Mike AINSWORTH (UK), SÓS József, ZÉKÁNY Dia, Aubrey RAMAGE LAY (USA), Davor PAPONJA (BiH), Laura ARENA (USA), LEVKO Esztella, ERLICH Gábor, KIS Judit, PÁLINKÁS Bence György, BOGYÓ Virág (PR Csoport), Hódi Csilla (PR Csoport)

The workshop was held by Thomas KILPPER (DE).

The public exhibition shown the results of the workshop including the works of young artists and students realized in collaboration with Thomas Kilpper. The project space itself represented the processuality of the past two weeks and hosted several artworks and sketches emerged during this time. Display of the videos were hidden corners of the “bunker”, Documentations of the interventions in the public space are integrated into a kinetic installation occupying the central space. Made out of discarded cassette and video tapes, the display system itself incorporates the DIY-strategies of political and civil activism. On the opening night the participants introduced a video work, created by collecting random video-strips and gluing them together for a new moving image.

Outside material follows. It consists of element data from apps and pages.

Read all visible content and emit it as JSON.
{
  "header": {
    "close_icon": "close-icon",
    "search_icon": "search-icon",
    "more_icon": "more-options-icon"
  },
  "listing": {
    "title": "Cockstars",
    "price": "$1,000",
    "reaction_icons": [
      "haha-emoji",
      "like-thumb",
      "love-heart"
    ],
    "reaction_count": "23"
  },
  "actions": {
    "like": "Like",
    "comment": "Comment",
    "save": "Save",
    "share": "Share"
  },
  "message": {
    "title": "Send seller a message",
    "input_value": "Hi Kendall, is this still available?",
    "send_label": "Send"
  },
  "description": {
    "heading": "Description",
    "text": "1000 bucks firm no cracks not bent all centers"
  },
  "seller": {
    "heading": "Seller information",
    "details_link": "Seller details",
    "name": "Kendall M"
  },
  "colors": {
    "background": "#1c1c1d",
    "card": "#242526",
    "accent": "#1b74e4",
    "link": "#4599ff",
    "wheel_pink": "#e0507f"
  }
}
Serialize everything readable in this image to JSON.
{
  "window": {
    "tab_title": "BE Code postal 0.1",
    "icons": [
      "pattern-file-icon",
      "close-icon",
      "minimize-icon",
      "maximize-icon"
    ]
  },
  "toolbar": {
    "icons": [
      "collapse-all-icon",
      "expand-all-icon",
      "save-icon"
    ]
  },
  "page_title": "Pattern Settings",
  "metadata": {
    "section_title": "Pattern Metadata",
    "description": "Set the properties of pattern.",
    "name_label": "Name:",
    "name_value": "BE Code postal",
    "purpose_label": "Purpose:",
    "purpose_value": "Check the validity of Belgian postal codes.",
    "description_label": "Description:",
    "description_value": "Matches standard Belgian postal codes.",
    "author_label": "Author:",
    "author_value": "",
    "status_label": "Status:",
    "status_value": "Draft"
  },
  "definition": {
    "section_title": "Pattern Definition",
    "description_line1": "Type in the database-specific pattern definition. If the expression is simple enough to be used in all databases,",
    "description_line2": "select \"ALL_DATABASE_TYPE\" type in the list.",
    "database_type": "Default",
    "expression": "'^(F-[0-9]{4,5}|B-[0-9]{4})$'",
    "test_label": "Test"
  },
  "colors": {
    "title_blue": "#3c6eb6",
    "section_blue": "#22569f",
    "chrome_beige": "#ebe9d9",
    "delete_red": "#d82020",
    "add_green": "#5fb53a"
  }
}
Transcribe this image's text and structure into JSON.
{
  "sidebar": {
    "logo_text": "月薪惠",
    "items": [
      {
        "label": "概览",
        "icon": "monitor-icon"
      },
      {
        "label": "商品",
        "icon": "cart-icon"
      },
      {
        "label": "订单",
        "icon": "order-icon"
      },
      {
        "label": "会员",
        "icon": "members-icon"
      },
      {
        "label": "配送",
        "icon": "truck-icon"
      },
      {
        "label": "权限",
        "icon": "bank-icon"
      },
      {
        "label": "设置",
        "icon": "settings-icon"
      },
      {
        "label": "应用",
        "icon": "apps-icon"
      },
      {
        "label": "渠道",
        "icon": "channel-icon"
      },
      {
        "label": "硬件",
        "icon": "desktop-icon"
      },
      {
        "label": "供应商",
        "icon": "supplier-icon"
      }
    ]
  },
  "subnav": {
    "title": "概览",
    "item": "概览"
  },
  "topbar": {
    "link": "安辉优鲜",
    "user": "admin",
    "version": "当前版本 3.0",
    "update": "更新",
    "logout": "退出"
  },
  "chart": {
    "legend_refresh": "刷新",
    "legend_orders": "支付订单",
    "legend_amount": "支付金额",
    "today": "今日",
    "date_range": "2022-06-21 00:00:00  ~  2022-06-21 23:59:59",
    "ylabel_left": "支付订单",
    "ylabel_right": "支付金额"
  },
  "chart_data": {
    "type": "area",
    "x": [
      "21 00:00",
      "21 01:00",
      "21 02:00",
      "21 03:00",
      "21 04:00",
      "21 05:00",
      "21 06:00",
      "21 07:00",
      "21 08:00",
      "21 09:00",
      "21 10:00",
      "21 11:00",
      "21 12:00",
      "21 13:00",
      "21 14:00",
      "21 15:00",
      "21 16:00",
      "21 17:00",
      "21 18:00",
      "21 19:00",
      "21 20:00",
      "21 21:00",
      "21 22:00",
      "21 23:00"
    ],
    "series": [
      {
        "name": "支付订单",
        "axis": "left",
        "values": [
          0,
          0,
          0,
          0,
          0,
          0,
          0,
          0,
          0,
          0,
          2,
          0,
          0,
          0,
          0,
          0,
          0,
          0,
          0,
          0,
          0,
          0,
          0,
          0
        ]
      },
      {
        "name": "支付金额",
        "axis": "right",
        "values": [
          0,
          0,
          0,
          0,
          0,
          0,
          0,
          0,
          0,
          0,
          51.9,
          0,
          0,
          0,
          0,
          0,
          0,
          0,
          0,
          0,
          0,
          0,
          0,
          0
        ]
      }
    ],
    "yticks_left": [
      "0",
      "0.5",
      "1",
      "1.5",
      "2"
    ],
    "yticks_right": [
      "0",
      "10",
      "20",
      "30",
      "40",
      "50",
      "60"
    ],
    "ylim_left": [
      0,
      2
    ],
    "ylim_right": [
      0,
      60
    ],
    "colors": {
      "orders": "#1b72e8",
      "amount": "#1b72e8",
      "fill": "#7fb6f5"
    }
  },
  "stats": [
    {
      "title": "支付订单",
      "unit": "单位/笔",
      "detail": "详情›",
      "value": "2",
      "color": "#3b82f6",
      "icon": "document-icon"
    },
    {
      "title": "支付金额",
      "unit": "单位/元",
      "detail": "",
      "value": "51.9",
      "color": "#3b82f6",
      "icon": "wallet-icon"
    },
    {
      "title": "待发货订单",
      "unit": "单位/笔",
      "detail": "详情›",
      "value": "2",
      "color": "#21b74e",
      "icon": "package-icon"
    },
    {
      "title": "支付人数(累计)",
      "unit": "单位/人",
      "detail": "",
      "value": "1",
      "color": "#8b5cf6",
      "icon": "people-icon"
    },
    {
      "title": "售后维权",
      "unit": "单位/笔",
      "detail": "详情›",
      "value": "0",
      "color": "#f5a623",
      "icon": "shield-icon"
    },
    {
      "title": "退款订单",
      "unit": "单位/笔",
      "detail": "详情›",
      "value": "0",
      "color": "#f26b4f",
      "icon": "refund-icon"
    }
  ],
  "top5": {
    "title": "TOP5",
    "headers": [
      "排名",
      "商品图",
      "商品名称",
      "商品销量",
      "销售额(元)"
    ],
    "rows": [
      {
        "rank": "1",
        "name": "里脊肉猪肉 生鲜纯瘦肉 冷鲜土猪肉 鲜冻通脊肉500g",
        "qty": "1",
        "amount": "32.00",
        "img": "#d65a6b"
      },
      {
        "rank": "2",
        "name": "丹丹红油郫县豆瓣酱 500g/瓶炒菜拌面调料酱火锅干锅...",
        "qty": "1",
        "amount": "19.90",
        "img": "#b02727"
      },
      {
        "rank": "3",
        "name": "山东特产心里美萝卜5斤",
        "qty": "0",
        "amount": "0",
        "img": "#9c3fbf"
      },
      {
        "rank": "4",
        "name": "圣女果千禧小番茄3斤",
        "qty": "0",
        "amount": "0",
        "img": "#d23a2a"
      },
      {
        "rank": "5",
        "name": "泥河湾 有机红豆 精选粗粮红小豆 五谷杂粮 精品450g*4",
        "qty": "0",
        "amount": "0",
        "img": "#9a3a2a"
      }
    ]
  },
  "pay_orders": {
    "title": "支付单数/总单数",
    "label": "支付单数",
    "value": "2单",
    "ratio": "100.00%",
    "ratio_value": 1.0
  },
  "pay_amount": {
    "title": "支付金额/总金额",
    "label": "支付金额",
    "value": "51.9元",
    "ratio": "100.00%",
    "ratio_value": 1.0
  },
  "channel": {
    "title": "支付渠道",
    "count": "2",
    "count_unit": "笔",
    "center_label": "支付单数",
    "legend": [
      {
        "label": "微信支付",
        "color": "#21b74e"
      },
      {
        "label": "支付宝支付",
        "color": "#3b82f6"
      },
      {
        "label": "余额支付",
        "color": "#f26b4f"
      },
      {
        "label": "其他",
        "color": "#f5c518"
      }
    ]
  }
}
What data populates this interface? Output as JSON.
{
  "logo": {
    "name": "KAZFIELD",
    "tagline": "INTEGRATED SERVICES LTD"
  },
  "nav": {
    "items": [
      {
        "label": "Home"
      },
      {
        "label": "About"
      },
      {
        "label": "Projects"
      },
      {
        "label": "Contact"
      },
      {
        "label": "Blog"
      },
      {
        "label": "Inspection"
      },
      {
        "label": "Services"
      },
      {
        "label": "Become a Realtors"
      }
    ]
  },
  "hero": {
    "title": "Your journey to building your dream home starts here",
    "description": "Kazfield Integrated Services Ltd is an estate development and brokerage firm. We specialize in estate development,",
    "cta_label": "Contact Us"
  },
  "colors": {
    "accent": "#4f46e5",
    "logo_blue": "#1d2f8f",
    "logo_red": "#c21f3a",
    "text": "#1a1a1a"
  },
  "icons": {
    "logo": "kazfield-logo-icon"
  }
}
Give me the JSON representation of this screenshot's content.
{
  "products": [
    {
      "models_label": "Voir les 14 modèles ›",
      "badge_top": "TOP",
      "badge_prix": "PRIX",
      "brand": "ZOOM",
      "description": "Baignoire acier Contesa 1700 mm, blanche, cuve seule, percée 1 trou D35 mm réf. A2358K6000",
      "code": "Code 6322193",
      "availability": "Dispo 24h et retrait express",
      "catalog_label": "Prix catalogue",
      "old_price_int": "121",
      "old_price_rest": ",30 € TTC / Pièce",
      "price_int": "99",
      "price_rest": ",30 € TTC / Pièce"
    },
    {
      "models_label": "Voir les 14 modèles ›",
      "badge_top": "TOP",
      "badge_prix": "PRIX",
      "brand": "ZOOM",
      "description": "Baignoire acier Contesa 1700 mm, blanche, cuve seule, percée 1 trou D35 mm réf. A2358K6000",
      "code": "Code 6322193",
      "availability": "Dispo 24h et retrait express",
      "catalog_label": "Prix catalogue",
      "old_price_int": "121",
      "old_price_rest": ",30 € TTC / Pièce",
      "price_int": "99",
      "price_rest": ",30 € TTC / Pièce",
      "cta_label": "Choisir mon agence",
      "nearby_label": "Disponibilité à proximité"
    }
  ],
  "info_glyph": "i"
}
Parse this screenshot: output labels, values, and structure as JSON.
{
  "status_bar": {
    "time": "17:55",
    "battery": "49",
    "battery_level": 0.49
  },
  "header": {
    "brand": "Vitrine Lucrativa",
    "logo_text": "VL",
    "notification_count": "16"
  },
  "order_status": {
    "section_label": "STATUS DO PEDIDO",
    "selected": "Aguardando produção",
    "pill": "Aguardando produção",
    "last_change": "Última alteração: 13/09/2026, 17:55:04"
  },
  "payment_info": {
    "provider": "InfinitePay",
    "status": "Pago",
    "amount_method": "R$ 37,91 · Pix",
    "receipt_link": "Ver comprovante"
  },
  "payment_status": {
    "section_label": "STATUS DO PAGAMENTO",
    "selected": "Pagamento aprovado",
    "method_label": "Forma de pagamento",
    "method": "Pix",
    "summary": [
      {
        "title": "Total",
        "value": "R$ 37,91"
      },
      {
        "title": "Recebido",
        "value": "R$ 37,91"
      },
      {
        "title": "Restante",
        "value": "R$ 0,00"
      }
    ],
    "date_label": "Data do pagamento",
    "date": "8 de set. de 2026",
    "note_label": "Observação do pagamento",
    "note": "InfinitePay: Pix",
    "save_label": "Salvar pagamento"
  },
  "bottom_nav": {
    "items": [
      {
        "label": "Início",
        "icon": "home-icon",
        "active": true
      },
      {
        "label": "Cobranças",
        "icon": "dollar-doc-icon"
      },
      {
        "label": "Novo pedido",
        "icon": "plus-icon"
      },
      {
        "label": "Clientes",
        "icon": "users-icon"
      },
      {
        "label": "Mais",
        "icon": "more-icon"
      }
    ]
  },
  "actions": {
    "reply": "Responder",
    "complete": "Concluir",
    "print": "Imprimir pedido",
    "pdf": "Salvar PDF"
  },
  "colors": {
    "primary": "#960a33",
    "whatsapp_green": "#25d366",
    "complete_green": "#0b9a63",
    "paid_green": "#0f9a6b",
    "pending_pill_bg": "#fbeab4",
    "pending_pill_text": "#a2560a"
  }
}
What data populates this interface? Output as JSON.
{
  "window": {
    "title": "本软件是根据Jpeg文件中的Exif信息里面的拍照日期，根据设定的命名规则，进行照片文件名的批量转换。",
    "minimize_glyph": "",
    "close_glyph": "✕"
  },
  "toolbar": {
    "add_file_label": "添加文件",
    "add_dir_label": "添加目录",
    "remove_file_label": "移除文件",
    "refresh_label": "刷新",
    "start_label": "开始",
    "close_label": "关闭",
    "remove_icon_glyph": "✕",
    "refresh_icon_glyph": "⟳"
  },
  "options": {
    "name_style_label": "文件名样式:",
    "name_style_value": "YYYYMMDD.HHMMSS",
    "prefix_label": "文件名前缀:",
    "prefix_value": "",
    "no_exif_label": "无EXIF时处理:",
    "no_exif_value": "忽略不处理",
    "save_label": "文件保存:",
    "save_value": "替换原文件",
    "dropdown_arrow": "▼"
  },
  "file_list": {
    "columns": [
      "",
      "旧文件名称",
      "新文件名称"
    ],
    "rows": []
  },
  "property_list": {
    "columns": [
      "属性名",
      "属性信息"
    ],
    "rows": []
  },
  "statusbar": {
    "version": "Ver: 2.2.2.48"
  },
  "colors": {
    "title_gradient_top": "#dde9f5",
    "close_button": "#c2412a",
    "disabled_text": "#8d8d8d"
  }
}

Using this magnetic media, unlike to celluloid tape, the content of these strips stayed invisible during work, enabling connotations on observation and blind censorship.
During the opening night some of the artist, dressed in protective clothing and the stretch-wrap used on the public sculptures during the interventions, started to whiten their own sketches on the walls of the exhibition space. The gesture of covering the murals and creating a white cube exhibition space can be understood as an act of self-critic or self-censorship: motives of pure activism have been deleted.
Motivated by the project’s setting in an old Chinese restaurant, the participants wanted to engage with the idea of Chinese cuisine in Budapest. On the opening night of the exhibition, connected to the video of Judit Kis, it’s protagonist,Tao cooked a traditional Chinese soup for the visitors. This soup would normally be cooked with dove flesh. In resonance with a belief in the political nature of food, and also the formative powers of eating together, the soup-without-doves is the meeting of cultures.

SRIAT has been realized in collaboration with and kind support from::
Intermedia Faculty / Magyar Képzőművészeti Egyetem (Hungarian University of Fine Arts), Ludwig Múzeum Budapest, ifa – Institute for Foreign Cultural Relations (Germany), NKA – Nemzeti Kulturális Alap (Hungary)